The slight feeling of alienation the film provides is increased by the way many scenes are viewed through windows, sometimes so that faces are distorted. The most impressive example of this is when ‘the boy’ has first escaped from the house and enters a building with floors of large apartments. The camera moves up and down the outside of the building to follow ‘the boy’s’ progress through several floors. There’s also lots of great stuff with mirrors [always good for suggesting mental instability] and lots of zooms, sometimes into nothing, but overall cinematographer Laszlo Kovacs’ work is very striking throughout and to be honest That Cold Day In The Park wouldn’t be half the film it is without it. Elsewhere Altman has already developed his penchant for overlapping dialogue, the most memorable example of this being where Frances is waiting in a gynecologist’s waiting room and we can overhear most, though not all, of a conversation between three women covering such topics as birth control and penis size. It’s totally irrelevant to the plot really, but adds to the film’s flavour.

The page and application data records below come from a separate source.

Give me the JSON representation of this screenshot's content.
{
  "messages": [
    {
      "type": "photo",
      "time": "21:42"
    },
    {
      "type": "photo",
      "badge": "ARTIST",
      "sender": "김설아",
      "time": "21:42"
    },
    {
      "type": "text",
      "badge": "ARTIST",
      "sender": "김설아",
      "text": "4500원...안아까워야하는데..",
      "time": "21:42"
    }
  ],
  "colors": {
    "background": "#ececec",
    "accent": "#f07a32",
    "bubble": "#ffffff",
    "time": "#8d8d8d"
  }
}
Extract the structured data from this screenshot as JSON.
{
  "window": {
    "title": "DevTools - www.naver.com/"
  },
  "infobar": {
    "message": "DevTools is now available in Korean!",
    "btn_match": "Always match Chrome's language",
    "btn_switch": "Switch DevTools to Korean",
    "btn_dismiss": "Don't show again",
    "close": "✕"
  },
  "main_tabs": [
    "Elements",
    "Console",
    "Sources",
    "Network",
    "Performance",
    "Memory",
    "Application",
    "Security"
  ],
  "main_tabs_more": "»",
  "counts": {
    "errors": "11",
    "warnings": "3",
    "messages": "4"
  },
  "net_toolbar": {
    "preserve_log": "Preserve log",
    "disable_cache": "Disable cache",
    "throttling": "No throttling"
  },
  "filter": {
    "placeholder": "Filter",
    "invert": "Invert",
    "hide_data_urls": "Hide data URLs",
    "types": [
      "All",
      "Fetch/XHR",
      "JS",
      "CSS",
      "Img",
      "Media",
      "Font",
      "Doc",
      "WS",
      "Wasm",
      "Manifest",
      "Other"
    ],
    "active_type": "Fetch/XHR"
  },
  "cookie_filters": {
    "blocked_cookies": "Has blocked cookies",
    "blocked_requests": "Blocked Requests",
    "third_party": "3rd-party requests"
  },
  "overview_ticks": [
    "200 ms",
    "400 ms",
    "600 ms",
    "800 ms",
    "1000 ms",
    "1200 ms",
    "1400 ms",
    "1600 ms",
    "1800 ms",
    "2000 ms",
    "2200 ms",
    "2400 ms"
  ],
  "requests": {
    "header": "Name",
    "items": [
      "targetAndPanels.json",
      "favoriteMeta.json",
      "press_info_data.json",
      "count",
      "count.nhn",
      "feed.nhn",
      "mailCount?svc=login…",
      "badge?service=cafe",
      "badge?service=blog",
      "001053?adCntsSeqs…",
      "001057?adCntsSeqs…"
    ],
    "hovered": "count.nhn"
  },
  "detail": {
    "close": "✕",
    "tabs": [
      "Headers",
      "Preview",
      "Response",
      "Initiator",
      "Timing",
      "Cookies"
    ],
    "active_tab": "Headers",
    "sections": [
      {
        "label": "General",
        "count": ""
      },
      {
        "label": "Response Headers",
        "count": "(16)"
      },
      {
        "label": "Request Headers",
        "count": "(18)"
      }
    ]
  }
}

Though it’s really Dennis that stands out, Michael Burns is also impressive as ‘the boy’, a part that is actually more enigmatic that the one Dennis plays and therefore, in a way, harder to play well. Susanne Benton [whom I recognised from A Boy And His Dog], while lumbered with most of the film’s nudity, also does well as the boy’s somewhat bonkers sister [nearly everyone seems a little mad in this movie!]. Johnny Mandel’s score provides a good main theme that manages to convey both longing and an off kilter aspect. That Cold Day In The Park would have been probably made as a more conventional thriller in other hands, without really needingh to change very much of the story, but I’m very glad Altman made it the way he did. It’ll stick in the mind for longer, for a start. If you have a taste for slow burning fare with a strong helping of just plain oddness, then I very much recommend that you check out That Cold Day In The Park.
Eureka Entertainment’s Blu-ray, which a bit of research reveals is superior to the Region ‘A’ disc from Olive Films, has a few shots which are a little hazy, but it’s possible that they were intended to look that way so it’s hard to really tell. Most of the film looks very fine indeed. Aside from the trailer, the sole extra is film writer David Thompson’s look at the movie, which doesn’t analyse it as much as I hoped for but still provides plenty of information.
*New high-definition master
*Uncompressed audio on the Blu-ray
*New video interview with critic and filmmaker David Thompson, editor of Altman on Altman
*English subtitles for the deaf and hearing-impaired
*PLUS: A booklet featuring new writing and archival images